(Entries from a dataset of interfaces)
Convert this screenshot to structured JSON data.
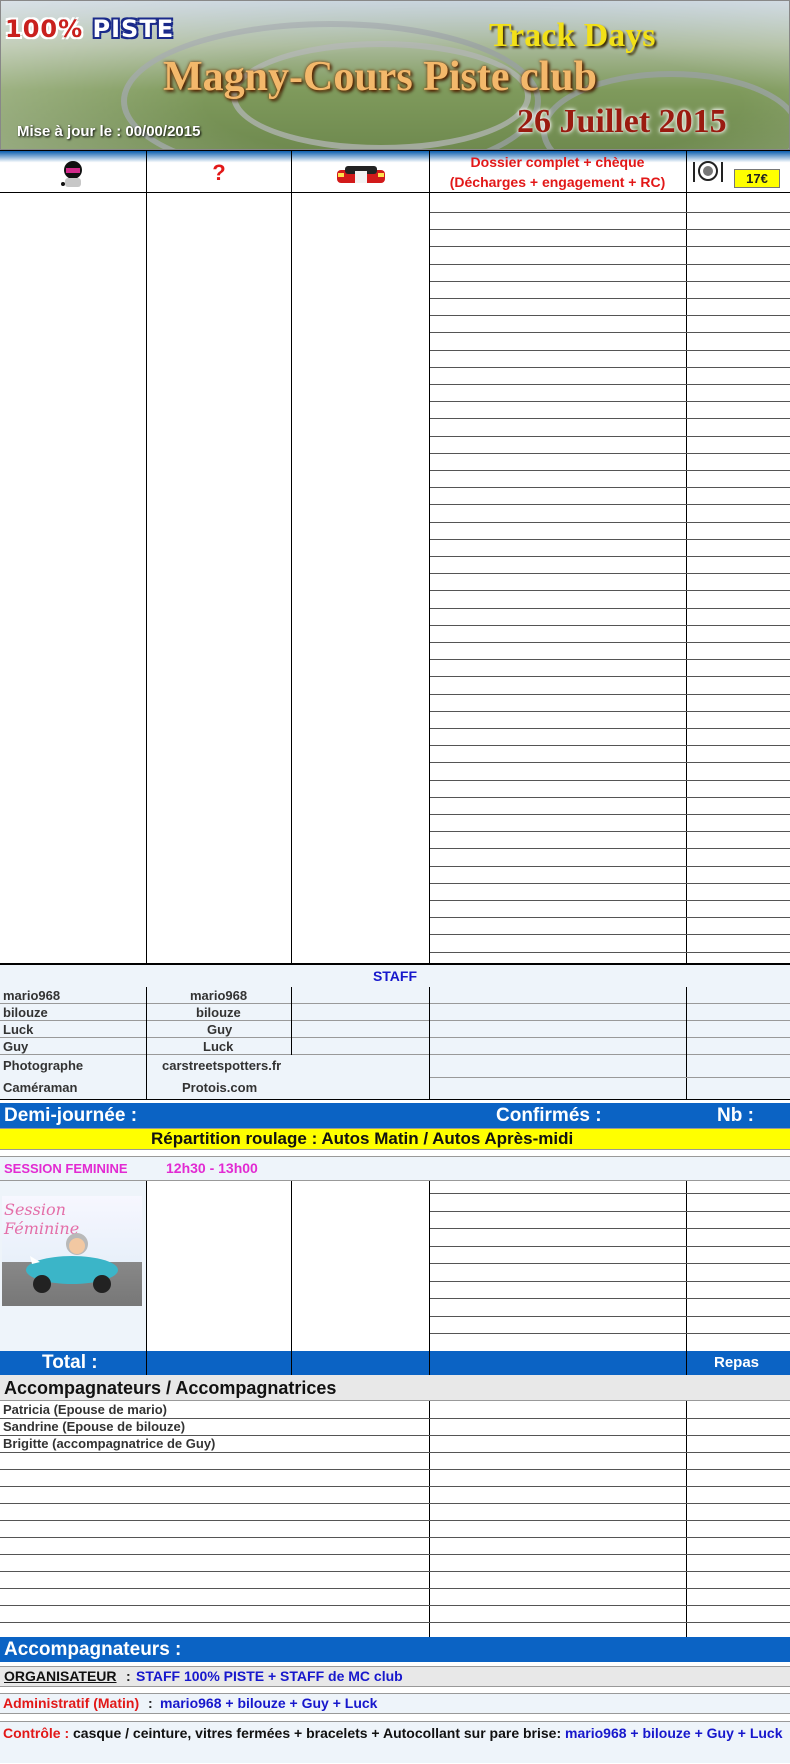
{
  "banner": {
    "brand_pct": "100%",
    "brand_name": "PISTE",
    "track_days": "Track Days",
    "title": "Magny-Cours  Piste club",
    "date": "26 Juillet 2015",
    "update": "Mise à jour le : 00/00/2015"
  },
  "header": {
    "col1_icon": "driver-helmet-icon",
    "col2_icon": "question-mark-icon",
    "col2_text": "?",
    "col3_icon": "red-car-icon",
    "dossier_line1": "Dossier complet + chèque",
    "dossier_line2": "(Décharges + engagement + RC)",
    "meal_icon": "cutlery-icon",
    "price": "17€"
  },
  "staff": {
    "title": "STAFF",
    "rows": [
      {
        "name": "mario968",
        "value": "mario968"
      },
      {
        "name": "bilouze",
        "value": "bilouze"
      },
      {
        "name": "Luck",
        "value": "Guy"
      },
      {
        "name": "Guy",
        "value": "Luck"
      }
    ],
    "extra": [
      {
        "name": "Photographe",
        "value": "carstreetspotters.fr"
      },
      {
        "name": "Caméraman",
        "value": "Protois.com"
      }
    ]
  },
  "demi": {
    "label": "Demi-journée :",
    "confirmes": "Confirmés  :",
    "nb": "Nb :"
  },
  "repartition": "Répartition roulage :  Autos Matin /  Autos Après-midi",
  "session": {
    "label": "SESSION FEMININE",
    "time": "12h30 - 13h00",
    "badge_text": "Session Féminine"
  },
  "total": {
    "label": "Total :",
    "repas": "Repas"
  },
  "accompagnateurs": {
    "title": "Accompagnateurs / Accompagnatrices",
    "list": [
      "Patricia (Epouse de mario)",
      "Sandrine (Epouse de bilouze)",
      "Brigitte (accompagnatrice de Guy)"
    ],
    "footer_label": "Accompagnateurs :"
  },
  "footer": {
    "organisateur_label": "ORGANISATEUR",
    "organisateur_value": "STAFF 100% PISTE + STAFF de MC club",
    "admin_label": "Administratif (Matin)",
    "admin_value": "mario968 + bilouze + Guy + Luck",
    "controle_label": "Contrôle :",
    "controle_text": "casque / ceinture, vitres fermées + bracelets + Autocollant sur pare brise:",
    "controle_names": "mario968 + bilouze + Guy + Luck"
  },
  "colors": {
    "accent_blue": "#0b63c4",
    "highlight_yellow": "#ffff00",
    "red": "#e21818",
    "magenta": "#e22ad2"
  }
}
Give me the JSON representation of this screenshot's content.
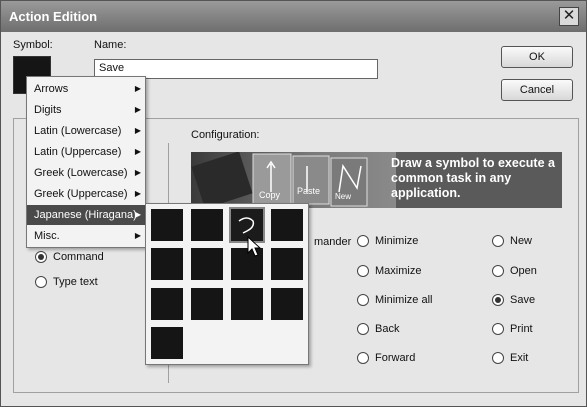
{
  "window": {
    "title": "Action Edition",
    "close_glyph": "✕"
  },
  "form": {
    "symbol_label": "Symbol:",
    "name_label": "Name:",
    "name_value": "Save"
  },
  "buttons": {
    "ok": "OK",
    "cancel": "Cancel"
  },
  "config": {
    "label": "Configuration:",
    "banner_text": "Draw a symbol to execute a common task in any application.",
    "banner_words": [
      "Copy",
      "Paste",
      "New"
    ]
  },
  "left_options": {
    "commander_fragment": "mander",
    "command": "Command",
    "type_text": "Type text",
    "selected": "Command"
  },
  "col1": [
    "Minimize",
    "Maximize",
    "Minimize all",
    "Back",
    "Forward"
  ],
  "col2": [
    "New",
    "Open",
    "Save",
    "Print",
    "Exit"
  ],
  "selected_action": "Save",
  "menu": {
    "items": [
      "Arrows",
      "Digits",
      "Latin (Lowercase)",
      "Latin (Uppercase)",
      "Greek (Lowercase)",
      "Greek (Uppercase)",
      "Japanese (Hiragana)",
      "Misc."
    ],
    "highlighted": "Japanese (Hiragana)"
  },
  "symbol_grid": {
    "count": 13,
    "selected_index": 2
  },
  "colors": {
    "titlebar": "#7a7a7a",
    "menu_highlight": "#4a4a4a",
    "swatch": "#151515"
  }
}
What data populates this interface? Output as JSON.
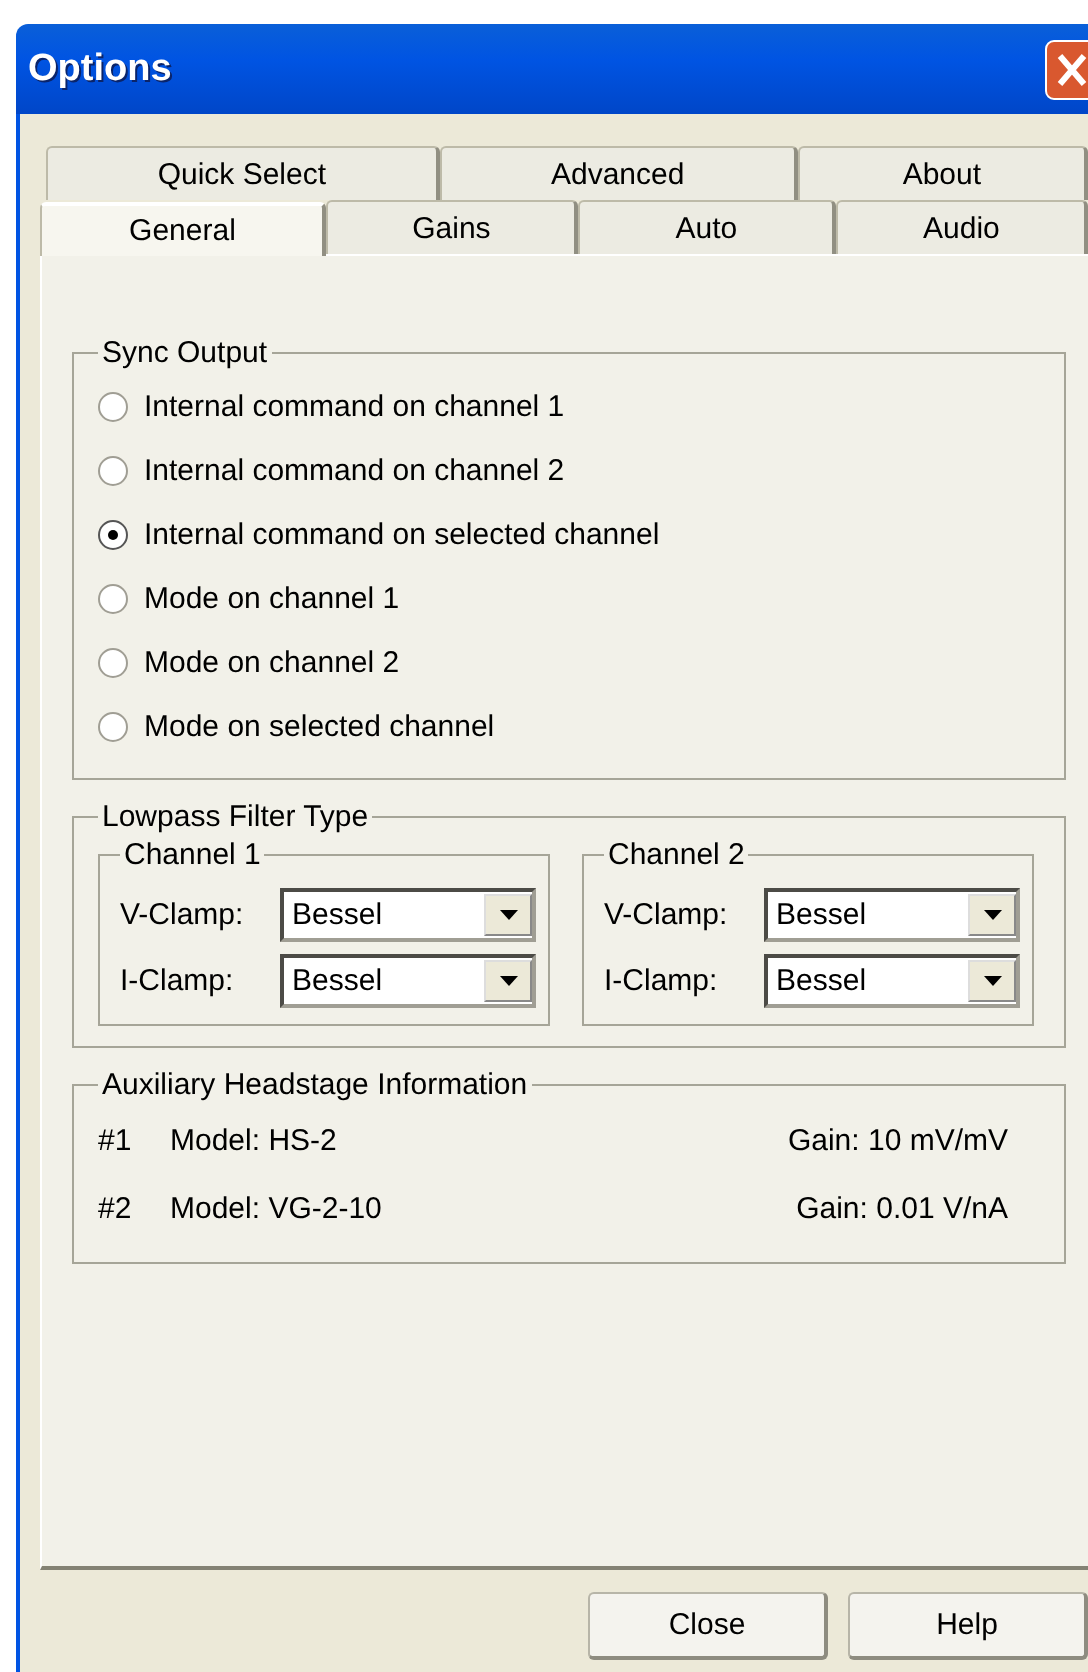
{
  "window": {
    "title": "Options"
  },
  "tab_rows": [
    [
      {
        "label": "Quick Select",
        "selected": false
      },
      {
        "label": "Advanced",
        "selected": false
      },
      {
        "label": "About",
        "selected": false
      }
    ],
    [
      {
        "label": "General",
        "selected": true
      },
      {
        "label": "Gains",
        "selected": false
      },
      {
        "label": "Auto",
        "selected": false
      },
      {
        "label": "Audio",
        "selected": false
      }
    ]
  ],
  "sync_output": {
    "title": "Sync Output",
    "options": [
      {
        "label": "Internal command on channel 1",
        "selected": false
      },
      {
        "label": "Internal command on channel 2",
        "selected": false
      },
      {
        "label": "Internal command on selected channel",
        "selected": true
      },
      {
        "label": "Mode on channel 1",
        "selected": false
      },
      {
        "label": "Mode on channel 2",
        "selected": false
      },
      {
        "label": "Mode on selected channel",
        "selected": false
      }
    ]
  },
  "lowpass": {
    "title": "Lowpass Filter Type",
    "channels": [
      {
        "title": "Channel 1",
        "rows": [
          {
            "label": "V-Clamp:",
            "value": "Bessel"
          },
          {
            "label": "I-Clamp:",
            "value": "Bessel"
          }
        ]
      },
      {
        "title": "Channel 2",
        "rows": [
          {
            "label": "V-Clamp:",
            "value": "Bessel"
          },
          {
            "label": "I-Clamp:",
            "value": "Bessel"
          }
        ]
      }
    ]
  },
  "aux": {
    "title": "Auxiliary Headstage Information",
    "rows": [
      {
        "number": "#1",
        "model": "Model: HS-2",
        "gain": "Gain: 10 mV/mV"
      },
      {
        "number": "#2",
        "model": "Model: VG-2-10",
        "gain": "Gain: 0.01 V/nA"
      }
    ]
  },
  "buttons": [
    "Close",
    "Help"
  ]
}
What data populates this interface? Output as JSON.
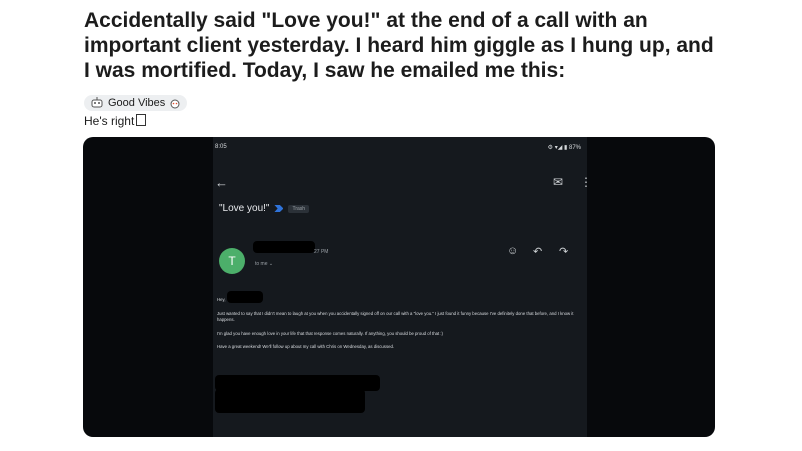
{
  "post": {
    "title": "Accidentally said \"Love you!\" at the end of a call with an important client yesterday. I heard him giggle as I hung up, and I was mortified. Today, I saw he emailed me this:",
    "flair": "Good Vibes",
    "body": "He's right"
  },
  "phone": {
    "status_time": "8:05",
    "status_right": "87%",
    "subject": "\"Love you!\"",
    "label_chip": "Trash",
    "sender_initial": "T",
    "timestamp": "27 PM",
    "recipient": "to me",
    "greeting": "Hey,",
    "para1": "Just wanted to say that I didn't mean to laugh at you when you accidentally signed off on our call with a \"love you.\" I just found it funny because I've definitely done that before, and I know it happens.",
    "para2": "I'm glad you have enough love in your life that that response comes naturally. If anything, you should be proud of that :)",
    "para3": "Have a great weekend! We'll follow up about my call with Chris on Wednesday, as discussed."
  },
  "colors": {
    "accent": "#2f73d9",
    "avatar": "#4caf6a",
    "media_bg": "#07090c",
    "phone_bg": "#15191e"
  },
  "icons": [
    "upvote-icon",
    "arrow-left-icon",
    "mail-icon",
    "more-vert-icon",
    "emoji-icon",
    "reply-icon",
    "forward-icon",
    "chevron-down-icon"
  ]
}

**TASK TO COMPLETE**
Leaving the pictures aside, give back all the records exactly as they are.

**ANSWER TO THIS TASK**
Convert this screenshot to structured JSON data.
{
  "banner": {
    "brand_pct": "100%",
    "brand_name": "PISTE",
    "track_days": "Track Days",
    "title": "Magny-Cours  Piste club",
    "date": "26 Juillet 2015",
    "update": "Mise à jour le : 00/00/2015"
  },
  "header": {
    "col1_icon": "driver-helmet-icon",
    "col2_icon": "question-mark-icon",
    "col2_text": "?",
    "col3_icon": "red-car-icon",
    "dossier_line1": "Dossier complet + chèque",
    "dossier_line2": "(Décharges + engagement + RC)",
    "meal_icon": "cutlery-icon",
    "price": "17€"
  },
  "staff": {
    "title": "STAFF",
    "rows": [
      {
        "name": "mario968",
        "value": "mario968"
      },
      {
        "name": "bilouze",
        "value": "bilouze"
      },
      {
        "name": "Luck",
        "value": "Guy"
      },
      {
        "name": "Guy",
        "value": "Luck"
      }
    ],
    "extra": [
      {
        "name": "Photographe",
        "value": "carstreetspotters.fr"
      },
      {
        "name": "Caméraman",
        "value": "Protois.com"
      }
    ]
  },
  "demi": {
    "label": "Demi-journée :",
    "confirmes": "Confirmés  :",
    "nb": "Nb :"
  },
  "repartition": "Répartition roulage :  Autos Matin /  Autos Après-midi",
  "session": {
    "label": "SESSION FEMININE",
    "time": "12h30 - 13h00",
    "badge_text": "Session Féminine"
  },
  "total": {
    "label": "Total :",
    "repas": "Repas"
  },
  "accompagnateurs": {
    "title": "Accompagnateurs / Accompagnatrices",
    "list": [
      "Patricia (Epouse de mario)",
      "Sandrine (Epouse de bilouze)",
      "Brigitte (accompagnatrice de Guy)"
    ],
    "footer_label": "Accompagnateurs :"
  },
  "footer": {
    "organisateur_label": "ORGANISATEUR",
    "organisateur_value": "STAFF 100% PISTE + STAFF de MC club",
    "admin_label": "Administratif (Matin)",
    "admin_value": "mario968 + bilouze + Guy + Luck",
    "controle_label": "Contrôle :",
    "controle_text": "casque / ceinture, vitres fermées + bracelets + Autocollant sur pare brise:",
    "controle_names": "mario968 + bilouze + Guy + Luck"
  },
  "colors": {
    "accent_blue": "#0b63c4",
    "highlight_yellow": "#ffff00",
    "red": "#e21818",
    "magenta": "#e22ad2"
  }
}
Give me the JSON representation of this screenshot's content.
{
  "window": {
    "title": "Action Edition",
    "close_glyph": "✕"
  },
  "form": {
    "symbol_label": "Symbol:",
    "name_label": "Name:",
    "name_value": "Save"
  },
  "buttons": {
    "ok": "OK",
    "cancel": "Cancel"
  },
  "config": {
    "label": "Configuration:",
    "banner_text": "Draw a symbol to execute a common task in any application.",
    "banner_words": [
      "Copy",
      "Paste",
      "New"
    ]
  },
  "left_options": {
    "commander_fragment": "mander",
    "command": "Command",
    "type_text": "Type text",
    "selected": "Command"
  },
  "col1": [
    "Minimize",
    "Maximize",
    "Minimize all",
    "Back",
    "Forward"
  ],
  "col2": [
    "New",
    "Open",
    "Save",
    "Print",
    "Exit"
  ],
  "selected_action": "Save",
  "menu": {
    "items": [
      "Arrows",
      "Digits",
      "Latin (Lowercase)",
      "Latin (Uppercase)",
      "Greek (Lowercase)",
      "Greek (Uppercase)",
      "Japanese (Hiragana)",
      "Misc."
    ],
    "highlighted": "Japanese (Hiragana)"
  },
  "symbol_grid": {
    "count": 13,
    "selected_index": 2
  },
  "colors": {
    "titlebar": "#7a7a7a",
    "menu_highlight": "#4a4a4a",
    "swatch": "#151515"
  }
}
What data populates this interface? Output as JSON.
{
  "window": {
    "title": "Options"
  },
  "tab_rows": [
    [
      {
        "label": "Quick Select",
        "selected": false
      },
      {
        "label": "Advanced",
        "selected": false
      },
      {
        "label": "About",
        "selected": false
      }
    ],
    [
      {
        "label": "General",
        "selected": true
      },
      {
        "label": "Gains",
        "selected": false
      },
      {
        "label": "Auto",
        "selected": false
      },
      {
        "label": "Audio",
        "selected": false
      }
    ]
  ],
  "sync_output": {
    "title": "Sync Output",
    "options": [
      {
        "label": "Internal command on channel 1",
        "selected": false
      },
      {
        "label": "Internal command on channel 2",
        "selected": false
      },
      {
        "label": "Internal command on selected channel",
        "selected": true
      },
      {
        "label": "Mode on channel 1",
        "selected": false
      },
      {
        "label": "Mode on channel 2",
        "selected": false
      },
      {
        "label": "Mode on selected channel",
        "selected": false
      }
    ]
  },
  "lowpass": {
    "title": "Lowpass Filter Type",
    "channels": [
      {
        "title": "Channel 1",
        "rows": [
          {
            "label": "V-Clamp:",
            "value": "Bessel"
          },
          {
            "label": "I-Clamp:",
            "value": "Bessel"
          }
        ]
      },
      {
        "title": "Channel 2",
        "rows": [
          {
            "label": "V-Clamp:",
            "value": "Bessel"
          },
          {
            "label": "I-Clamp:",
            "value": "Bessel"
          }
        ]
      }
    ]
  },
  "aux": {
    "title": "Auxiliary Headstage Information",
    "rows": [
      {
        "number": "#1",
        "model": "Model: HS-2",
        "gain": "Gain: 10 mV/mV"
      },
      {
        "number": "#2",
        "model": "Model: VG-2-10",
        "gain": "Gain: 0.01 V/nA"
      }
    ]
  },
  "buttons": [
    "Close",
    "Help"
  ]
}
What data populates this interface? Output as JSON.
{
  "post": {
    "title": "Accidentally said \"Love you!\" at the end of a call with an important client yesterday. I heard him giggle as I hung up, and I was mortified. Today, I saw he emailed me this:",
    "flair": "Good Vibes",
    "body": "He's right"
  },
  "phone": {
    "status_time": "8:05",
    "status_right": "87%",
    "subject": "\"Love you!\"",
    "label_chip": "Trash",
    "sender_initial": "T",
    "timestamp": "27 PM",
    "recipient": "to me",
    "greeting": "Hey,",
    "para1": "Just wanted to say that I didn't mean to laugh at you when you accidentally signed off on our call with a \"love you.\" I just found it funny because I've definitely done that before, and I know it happens.",
    "para2": "I'm glad you have enough love in your life that that response comes naturally. If anything, you should be proud of that :)",
    "para3": "Have a great weekend! We'll follow up about my call with Chris on Wednesday, as discussed."
  },
  "colors": {
    "accent": "#2f73d9",
    "avatar": "#4caf6a",
    "media_bg": "#07090c",
    "phone_bg": "#15191e"
  },
  "icons": [
    "upvote-icon",
    "arrow-left-icon",
    "mail-icon",
    "more-vert-icon",
    "emoji-icon",
    "reply-icon",
    "forward-icon",
    "chevron-down-icon"
  ]
}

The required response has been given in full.